DM: At the start of 2014, the Brazilian government approved its anti-money-laundering laws. Since then, I think, indictments have quadrupled. The commitment is growing but there is a long way to go, especially because of the acceptance of the corruption culture, which makes things harder to change. But companies are scared. With the introduction of anti-corruption laws we have seen – perhaps for the first time in history – very wealthy people arrested. So I think Brazil is in a much better place than it was previously.
Is there anything the business community can do to demand more transparency?
VR: Many companies have started adopting what’s known as an ‘integrity pact’ that Transparency International devised many years ago. In its simplest form, if you’re a company and you’re dealing with a government agency or state-owned entity, the two parties sign an integrity pact committing to not engage in corrupt practices during the lifetime of the contract. Both parties would agree to an independent monitor to ensure that they comply with the terms of the integrity pact.
DM: Companies in Brazil are now required to invest more in software changes to adapt to internal revenue service information system requirements, which will monitor conversations between clients, vendors and tax compliance authorities. We’ve also seen an increase in staff training on anti-corruption and law compliance. We get invited to about 10 to 15 events a month to talk about compliance and how to build a culture of zero tolerance. I think the business community is trying to raise the bar, or at the very least to have practices that are as good as the rest of the world with regards to tackling corruption.
How would you rate the prospects of your respective countries for improving their Transparency International scores?
VR: I think India has a good chance of improving its score but it requires political will to change the current system, combined with companies committing not to make corrupt payments. But the score itself is just an end result. The aim should be to reduce corruption, improve compliance with laws and regulation, and re-establish faith in institutions like the judiciary and other agencies. Our score will improve if perceptions on the ground improve.
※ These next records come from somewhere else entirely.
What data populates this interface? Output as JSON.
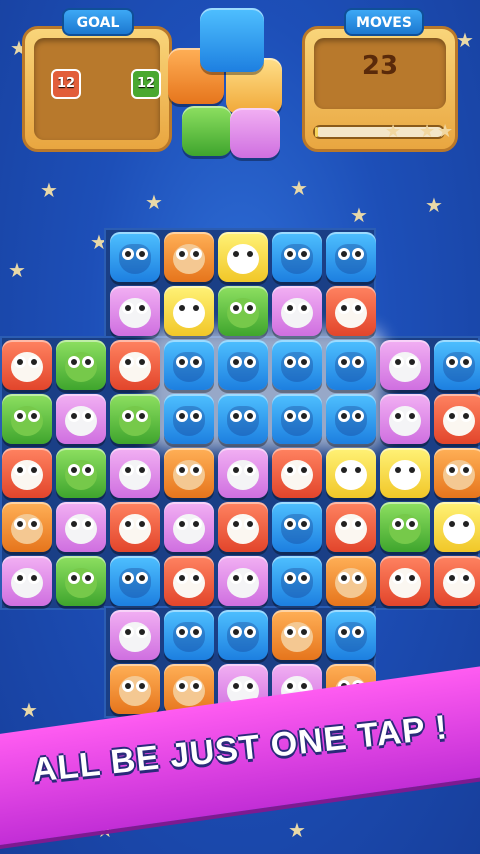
{
  "hud": {
    "goal_label": "GOAL",
    "moves_label": "MOVES",
    "moves_value": "23",
    "goals": [
      {
        "count": "12",
        "color": "#e25e3a"
      },
      {
        "count": "12",
        "color": "#4aa830"
      }
    ],
    "progress": 0.0
  },
  "banner": {
    "text": "ALL BE JUST ONE TAP !"
  },
  "board": {
    "rows": [
      [
        "owl",
        "hedgehog",
        "panda",
        "owl",
        "owl",
        "",
        "",
        "",
        "",
        ""
      ],
      [
        "cat",
        "panda",
        "frog",
        "cat",
        "kitty",
        "",
        "",
        "",
        "",
        ""
      ],
      [
        "kitty",
        "frog",
        "kitty",
        "owl",
        "owl",
        "owl",
        "owl",
        "cat",
        "owl",
        ""
      ],
      [
        "frog",
        "cat",
        "frog",
        "owl",
        "owl",
        "owl",
        "owl",
        "cat",
        "kitty",
        ""
      ],
      [
        "kitty",
        "frog",
        "cat",
        "hedgehog",
        "cat",
        "kitty",
        "panda",
        "panda",
        "hedgehog",
        ""
      ],
      [
        "hedgehog",
        "cat",
        "kitty",
        "cat",
        "kitty",
        "owl",
        "kitty",
        "frog",
        "panda",
        ""
      ],
      [
        "cat",
        "frog",
        "owl",
        "kitty",
        "cat",
        "owl",
        "hedgehog",
        "kitty",
        "kitty",
        ""
      ],
      [
        "",
        "",
        "cat",
        "owl",
        "owl",
        "hedgehog",
        "owl",
        "",
        "",
        ""
      ],
      [
        "",
        "",
        "hedgehog",
        "hedgehog",
        "cat",
        "cat",
        "hedgehog",
        "",
        "",
        ""
      ]
    ]
  }
}
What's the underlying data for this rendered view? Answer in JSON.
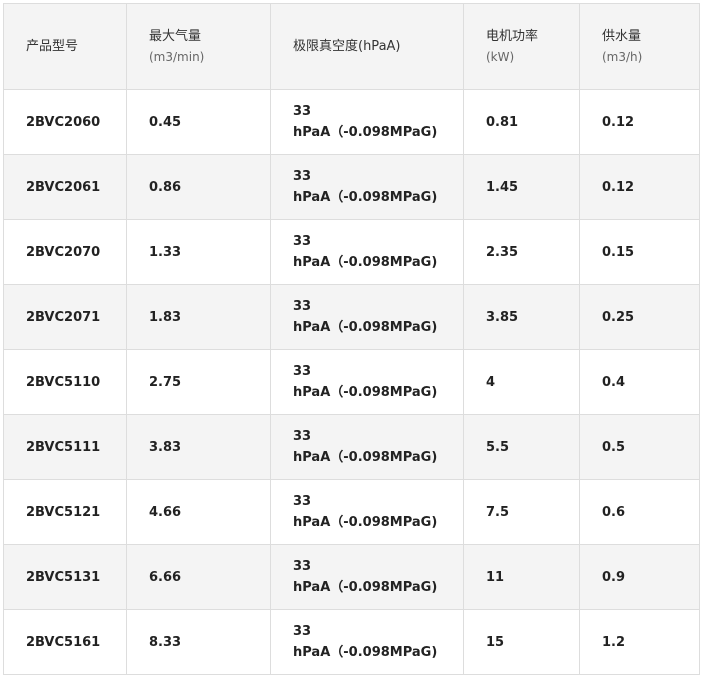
{
  "table": {
    "headers": [
      {
        "label": "产品型号",
        "unit": ""
      },
      {
        "label": "最大气量",
        "unit": "(m3/min)"
      },
      {
        "label": "极限真空度(hPaA)",
        "unit": ""
      },
      {
        "label": "电机功率",
        "unit": "(kW)"
      },
      {
        "label": "供水量",
        "unit": "(m3/h)"
      }
    ],
    "rows": [
      {
        "model": "2BVC2060",
        "flow": "0.45",
        "vac1": "33",
        "vac2": "hPaA（-0.098MPaG)",
        "power": "0.81",
        "water": "0.12"
      },
      {
        "model": "2BVC2061",
        "flow": "0.86",
        "vac1": "33",
        "vac2": "hPaA（-0.098MPaG)",
        "power": "1.45",
        "water": "0.12"
      },
      {
        "model": "2BVC2070",
        "flow": "1.33",
        "vac1": "33",
        "vac2": "hPaA（-0.098MPaG)",
        "power": "2.35",
        "water": "0.15"
      },
      {
        "model": "2BVC2071",
        "flow": "1.83",
        "vac1": "33",
        "vac2": "hPaA（-0.098MPaG)",
        "power": "3.85",
        "water": "0.25"
      },
      {
        "model": "2BVC5110",
        "flow": "2.75",
        "vac1": "33",
        "vac2": "hPaA（-0.098MPaG)",
        "power": "4",
        "water": "0.4"
      },
      {
        "model": "2BVC5111",
        "flow": "3.83",
        "vac1": "33",
        "vac2": "hPaA（-0.098MPaG)",
        "power": "5.5",
        "water": "0.5"
      },
      {
        "model": "2BVC5121",
        "flow": "4.66",
        "vac1": "33",
        "vac2": "hPaA（-0.098MPaG)",
        "power": "7.5",
        "water": "0.6"
      },
      {
        "model": "2BVC5131",
        "flow": "6.66",
        "vac1": "33",
        "vac2": "hPaA（-0.098MPaG)",
        "power": "11",
        "water": "0.9"
      },
      {
        "model": "2BVC5161",
        "flow": "8.33",
        "vac1": "33",
        "vac2": "hPaA（-0.098MPaG)",
        "power": "15",
        "water": "1.2"
      }
    ]
  }
}
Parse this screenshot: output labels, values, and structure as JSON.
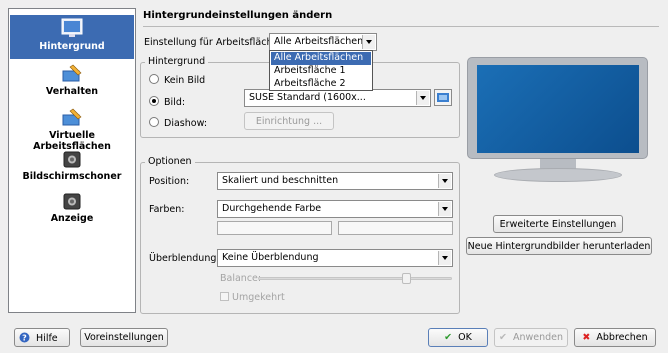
{
  "sidebar": {
    "items": [
      {
        "label": "Hintergrund",
        "icon": "wallpaper-icon",
        "selected": true
      },
      {
        "label": "Verhalten",
        "icon": "desktop-behavior-icon",
        "selected": false
      },
      {
        "label": "Virtuelle Arbeitsflächen",
        "icon": "virtual-desktops-icon",
        "selected": false
      },
      {
        "label": "Bildschirmschoner",
        "icon": "screensaver-icon",
        "selected": false
      },
      {
        "label": "Anzeige",
        "icon": "display-icon",
        "selected": false
      }
    ]
  },
  "header": {
    "title": "Hintergrundeinstellungen ändern"
  },
  "desktop_setting": {
    "label": "Einstellung für Arbeitsfläche:",
    "value": "Alle Arbeitsflächen",
    "options": [
      "Alle Arbeitsflächen",
      "Arbeitsfläche 1",
      "Arbeitsfläche 2"
    ]
  },
  "background_group": {
    "title": "Hintergrund",
    "no_image": "Kein Bild",
    "image": "Bild:",
    "image_value": "SUSE Standard (1600x...",
    "slideshow": "Diashow:",
    "setup_button": "Einrichtung ..."
  },
  "options_group": {
    "title": "Optionen",
    "position_label": "Position:",
    "position_value": "Skaliert und beschnitten",
    "colors_label": "Farben:",
    "colors_value": "Durchgehende Farbe",
    "blending_label": "Überblendung:",
    "blending_value": "Keine Überblendung",
    "balance_label": "Balance:",
    "balance_level": 0.78,
    "reverse_label": "Umgekehrt"
  },
  "right_buttons": {
    "advanced": "Erweiterte Einstellungen",
    "download": "Neue Hintergrundbilder herunterladen"
  },
  "bottom_buttons": {
    "help": "Hilfe",
    "defaults": "Voreinstellungen",
    "ok": "OK",
    "apply": "Anwenden",
    "cancel": "Abbrechen"
  },
  "colors": {
    "selection": "#3c6bb2",
    "monitor_screen": "#1b6fb6"
  }
}
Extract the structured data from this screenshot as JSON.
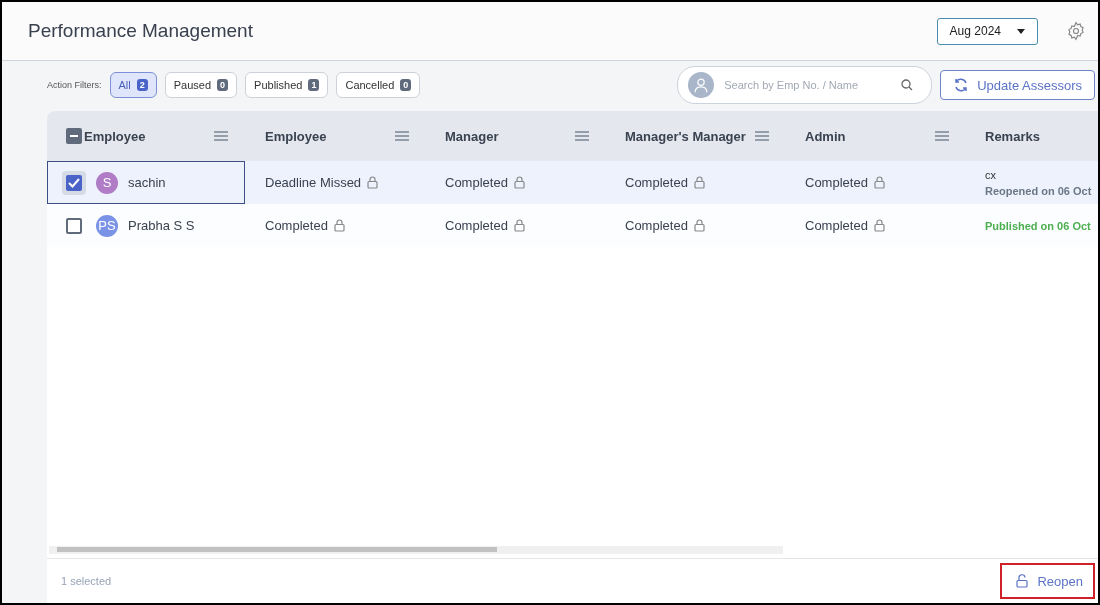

DM: I’ve been analysing the index for the past few years. Despite politicians going to jail for corruption scandals and the passing of strong anti-money laundering and anti-corruption laws, Brazil has stayed in the same place, just two to three positions higher or lower. This suggests other countries are taking action too, so we clearly need to do more.